1. Seek out a qualified, competent, and caring veterinarian.
2. Do not be reluctant to seek a second or even third opinion regarding the diagnosis of your companion animal. There are specialists for animals just as there are for humans.
3. Monitor your companion animal's stay at the hospital or clinic. Ask questions if you do not understand what services the veterinarian is tendering. Trust your common sense.
4. If you suspect malpractice, immediately seek an independent and confidential second opinion.

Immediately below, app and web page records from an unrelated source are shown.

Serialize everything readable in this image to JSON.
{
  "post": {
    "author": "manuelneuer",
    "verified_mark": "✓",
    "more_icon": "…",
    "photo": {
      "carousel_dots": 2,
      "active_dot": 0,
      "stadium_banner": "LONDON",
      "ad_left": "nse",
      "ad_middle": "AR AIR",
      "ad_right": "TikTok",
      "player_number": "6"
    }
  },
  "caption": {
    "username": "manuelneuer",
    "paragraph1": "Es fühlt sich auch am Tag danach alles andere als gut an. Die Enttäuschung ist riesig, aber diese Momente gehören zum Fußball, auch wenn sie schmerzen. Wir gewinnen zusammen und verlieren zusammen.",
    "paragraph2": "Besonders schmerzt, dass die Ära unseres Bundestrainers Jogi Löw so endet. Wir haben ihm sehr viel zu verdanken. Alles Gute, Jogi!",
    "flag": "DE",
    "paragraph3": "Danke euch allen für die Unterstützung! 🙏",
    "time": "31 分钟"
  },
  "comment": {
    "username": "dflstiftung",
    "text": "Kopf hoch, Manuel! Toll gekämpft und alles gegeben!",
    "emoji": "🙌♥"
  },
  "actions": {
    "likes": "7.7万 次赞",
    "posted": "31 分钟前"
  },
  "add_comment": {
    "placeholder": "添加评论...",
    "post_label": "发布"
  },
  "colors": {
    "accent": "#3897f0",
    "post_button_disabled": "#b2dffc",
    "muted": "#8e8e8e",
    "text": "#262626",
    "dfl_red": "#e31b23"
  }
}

If your animal has died, preserve the remains and quickly take the body to another veterinarian (preferably a college of veterinary medicine) for a necropsy to determine the cause of death.
5. Request all medical records regarding treatment, including x-rays if taken.
6. If you have received a second opinion that supports your concern about malpractice, immediately seek expert legal advice.
When Malpractice is the Case
If you suspect that your companion animal was injured by veterinary malpractice, there are several things that you can do.
First, send a complaint to your state veterinary licensing board. This is a state agency, usually located in the capital, whose duties include the investigation of allegations of wrongdoing by veterinarians, including malpractice. State licensing boards have the power to suspend or remove a veterinarian's license, although this rarely happens.
Your complaint to a licensing board should be short, should fully identify all of the parties, and state the facts as you know them. Demand that the licensing board investigate your complaint and notify you of the results. A few weeks after you mail the complaint, call the board and confirm that they received it and have started the investigation. It is important that all licensing boards receive valid complaints and encouragement to monitor the practitioners in their state.
In addition, a complaint should be sent to the veterinary medical association in the county where the veterinarian practices. Again, demand an investigation and response. In some areas, the county veterinary association is not listed in the telephone directory. You can locate the mailing address by calling any veterinary clinic and asking for it.
A second approach to veterinary malpractice is hiring a lawyer to negotiate a settlement or to bring a lawsuit. The biggest problem with bringing a lawsuit is that, even if you win, you usually do not recover very much money. In this country, an animal is viewed as an item of personal property according to the law, and most courts limit recovery to the cost of replacing the companion animal with another animal. Because of the low potential for a large recovery, most lawyers are unable or unwilling to take veterinary malpractice cases on a contingency basis, and it is possible that the pet owner would invest more money in legal fees than can be recovered.
On the other hand, courts have recently begun to realize that a companion animal is unique and cannot simply be replaced. Courts are beginning to permit owners to recover the "reasonable sentimental value" of the companion animals to the individual owners, as long as the sentiment is not "excessive" or "maudlin." This can increase the potential recovery from a few hundred dollars to perhaps a few thousand.
If you are not able to afford a lawyer, then consider going to small claims court, where you can represent yourself. In small claims court, recovery will be limited to "out-of-pocket" expenses. This includes only the money you lost already as a result of the malpractice, and does not include loss of your companion animal's sentimental value. In any lawsuit, you will still be required to secure expert testimony as to what act of negligence the veterinarian committed.
Finally, you must understand that neither complaining to the state veterinary licensing board, nor filing a lawsuit, will alleviate the sense of loss that you feel. You must allow yourself to grieve fully. Check with your local humane society to see whether they offer grief counseling sessions, or talk with other owners who have lost their beloved animals. Also see ALDF’s suggestions on Getting Through Grief for some compassionate advice for dealing with your animal’s death.
Also see ALDF’s Wrongful Death or Injury of an Animal resource guide for responses to commonly asked questions.
For additional relevant information, see:
Revocation of license:
Contributions for this article have been provided by Kenneth Ross and Thomas Kanyock, attorneys in private practice who have handled numerous veterinary malpractice matters.